Overland travel writers, Chris Raven and Simon Raven, embark on a new comedy adventure that leads them to the wild and colourful continent of South America. From bull's testicles in Buenos Aires to bums and boobs on the beaches of Brazil, the Raven brothers put their dream plans into action and traverse the Trans-oceanic highway from the Pacific to the Atlantic Coast of South America.

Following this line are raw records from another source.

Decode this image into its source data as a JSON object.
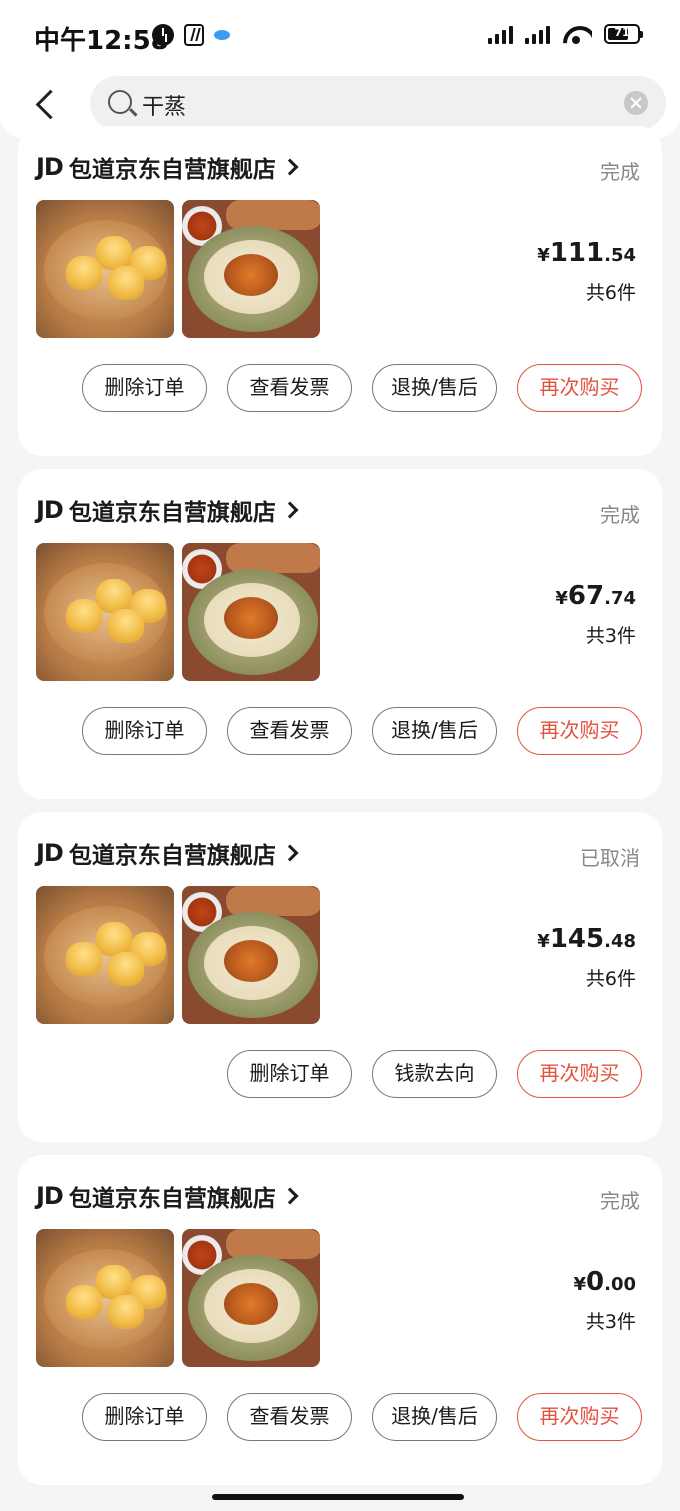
{
  "status_bar": {
    "time": "中午12:58",
    "battery": "71"
  },
  "header": {
    "search_value": "干蒸"
  },
  "orders": [
    {
      "shop_logo": "JD",
      "shop_name": "包道京东自营旗舰店",
      "status": "完成",
      "currency": "¥",
      "price_int": "111",
      "price_dec": ".54",
      "count": "共6件",
      "buttons": [
        "删除订单",
        "查看发票",
        "退换/售后",
        "再次购买"
      ]
    },
    {
      "shop_logo": "JD",
      "shop_name": "包道京东自营旗舰店",
      "status": "完成",
      "currency": "¥",
      "price_int": "67",
      "price_dec": ".74",
      "count": "共3件",
      "buttons": [
        "删除订单",
        "查看发票",
        "退换/售后",
        "再次购买"
      ]
    },
    {
      "shop_logo": "JD",
      "shop_name": "包道京东自营旗舰店",
      "status": "已取消",
      "currency": "¥",
      "price_int": "145",
      "price_dec": ".48",
      "count": "共6件",
      "buttons": [
        "删除订单",
        "钱款去向",
        "再次购买"
      ]
    },
    {
      "shop_logo": "JD",
      "shop_name": "包道京东自营旗舰店",
      "status": "完成",
      "currency": "¥",
      "price_int": "0",
      "price_dec": ".00",
      "count": "共3件",
      "buttons": [
        "删除订单",
        "查看发票",
        "退换/售后",
        "再次购买"
      ]
    }
  ],
  "colors": {
    "accent_red": "#e2523f",
    "page_bg": "#f5f5f5",
    "muted_text": "#888888"
  },
  "icons": [
    "back-icon",
    "search-icon",
    "clear-icon",
    "alarm-icon",
    "nfc-icon",
    "signal-icon",
    "wifi-icon",
    "battery-icon",
    "chevron-right-icon"
  ]
}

Pioneering a new frontier over the Andes and through the heart of the Peruvian Amazon, the bizarre and the beautiful cross their dusty path as they seek inspiration for a new book and go in search of the ultimate carnival. Not always getting it right, Simon and Chris tango through the Argentinean vineyards, cycle to the Moon in Chile, lose themselves in the mysterious world of the Inca Empire, swim with caiman in the Madre de Dios, experience panic in the Pantanal, The Rolling Stones in Rio and conclude their journey in Olinda at the carnival of the soul.

Living the Linger

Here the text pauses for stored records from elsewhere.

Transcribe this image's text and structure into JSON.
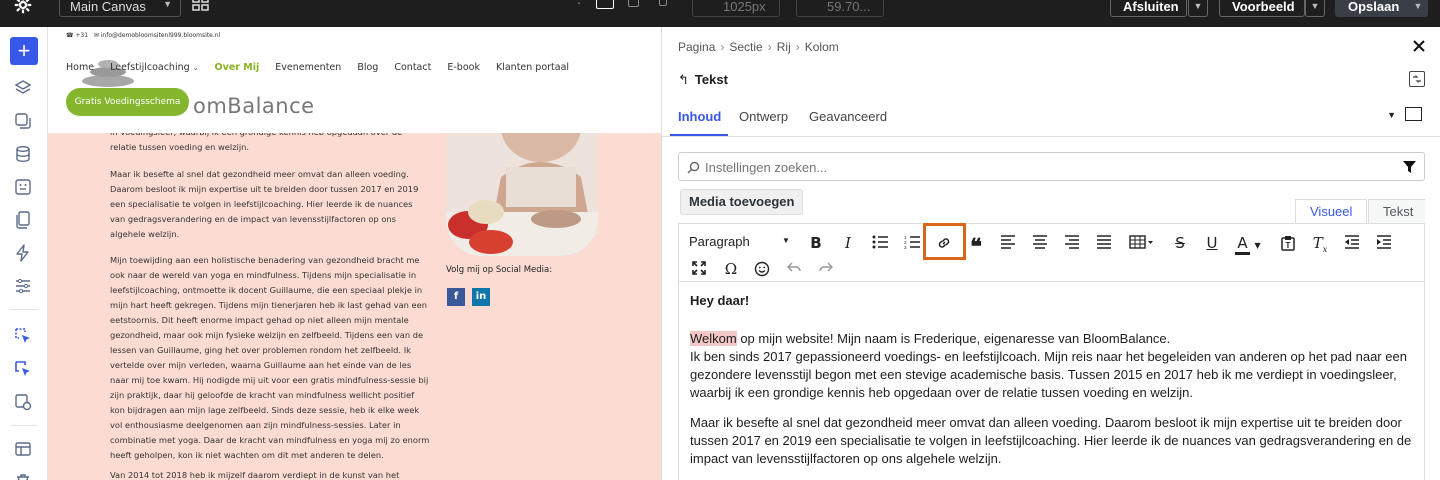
{
  "topbar": {
    "canvas_label": "Main Canvas",
    "width_value": "1025px",
    "zoom_value": "59.70...",
    "close_label": "Afsluiten",
    "preview_label": "Voorbeeld",
    "save_label": "Opslaan"
  },
  "preview": {
    "phone": "+31",
    "email": "info@demobloomsitenl999.bloomsite.nl",
    "nav": [
      "Home",
      "Leefstijlcoaching",
      "Over Mij",
      "Evenementen",
      "Blog",
      "Contact",
      "E-book",
      "Klanten portaal"
    ],
    "logo_text": "omBalance",
    "cta_label": "Gratis Voedingsschema",
    "paragraphs": [
      "in voedingsleer, waarbij ik een grondige kennis heb opgedaan over de relatie tussen voeding en welzijn.",
      "Maar ik besefte al snel dat gezondheid meer omvat dan alleen voeding. Daarom besloot ik mijn expertise uit te breiden door tussen 2017 en 2019 een specialisatie te volgen in leefstijlcoaching. Hier leerde ik de nuances van gedragsverandering en de impact van levensstijlfactoren op ons algehele welzijn.",
      "Mijn toewijding aan een holistische benadering van gezondheid bracht me ook naar de wereld van yoga en mindfulness. Tijdens mijn specialisatie in leefstijlcoaching, ontmoette ik docent Guillaume, die een speciaal plekje in mijn hart heeft gekregen. Tijdens mijn tienerjaren heb ik last gehad van een eetstoornis. Dit heeft enorme impact gehad op niet alleen mijn mentale gezondheid, maar ook mijn fysieke welzijn en zelfbeeld. Tijdens een van de lessen van Guillaume, ging het over problemen rondom het zelfbeeld. Ik vertelde over mijn verleden, waarna Guillaume aan het einde van de les naar mij toe kwam. Hij nodigde mij uit voor een gratis mindfulness-sessie bij zijn praktijk, daar hij geloofde de kracht van mindfulness wellicht positief kon bijdragen aan mijn lage zelfbeeld. Sinds deze sessie, heb ik elke week vol enthousiasme deelgenomen aan zijn mindfulness-sessies. Later in combinatie met yoga. Daar de kracht van mindfulness en yoga mij zo enorm heeft geholpen, kon ik niet wachten om dit met anderen te delen.",
      "Van 2014 tot 2018 heb ik mijzelf daarom verdiept in de kunst van het"
    ],
    "social_label": "Volg mij op Social Media:",
    "social": [
      "f",
      "in"
    ]
  },
  "panel": {
    "breadcrumbs": [
      "Pagina",
      "Sectie",
      "Rij",
      "Kolom"
    ],
    "element_title": "Tekst",
    "tabs": [
      "Inhoud",
      "Ontwerp",
      "Geavanceerd"
    ],
    "search_placeholder": "Instellingen zoeken...",
    "media_button": "Media toevoegen",
    "view_tabs": [
      "Visueel",
      "Tekst"
    ],
    "format_select": "Paragraph",
    "content": {
      "heading": "Hey daar!",
      "highlight_word": "Welkom",
      "p1_rest": " op mijn website! Mijn naam is Frederique, eigenaresse van BloomBalance.",
      "p1_line2": "Ik ben sinds 2017 gepassioneerd voedings- en leefstijlcoach. Mijn reis naar het begeleiden van anderen op het pad naar een gezondere levensstijl begon met een stevige academische basis. Tussen 2015 en 2017 heb ik me verdiept in voedingsleer, waarbij ik een grondige kennis heb opgedaan over de relatie tussen voeding en welzijn.",
      "p2": "Maar ik besefte al snel dat gezondheid meer omvat dan alleen voeding. Daarom besloot ik mijn expertise uit te breiden door tussen 2017 en 2019 een specialisatie te volgen in leefstijlcoaching. Hier leerde ik de nuances van gedragsverandering en de impact van levensstijlfactoren op ons algehele welzijn."
    }
  },
  "colors": {
    "accent": "#3858e9",
    "preview_bg": "#fcdcd2",
    "cta_green": "#84b72e",
    "highlight_box": "#d9661a"
  }
}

by The Raven Brothers

On Amazon >

The sudden break-up with Emily Willow finds Simon Raven, ex-amateur rock god and bored internet producer, on a Boeing 747 bound for Seattle. Led by his twin brother, Chris, who is more than happy to exchange a career in fashion photography for the open road, they embark on a buttock-clenching journey of paranoia and self-doubt, as they traverse Interstate 15 across backcountry America. 

Along the way the hapless duo bumble through bear infested wilderness, meet the eccentric and plain weird on the American freeway, escape a bullwhip wielding maniac in Missoula and survive the evils of Las Vegas. Testing their friendship to the limit as they battle to reach their nirvana, which exists in the form of the bikini beaches of California, the brothers find inspiration on a journey that exposes the stark truth about work and relationships and which asks the question - what do you really want to do with your life?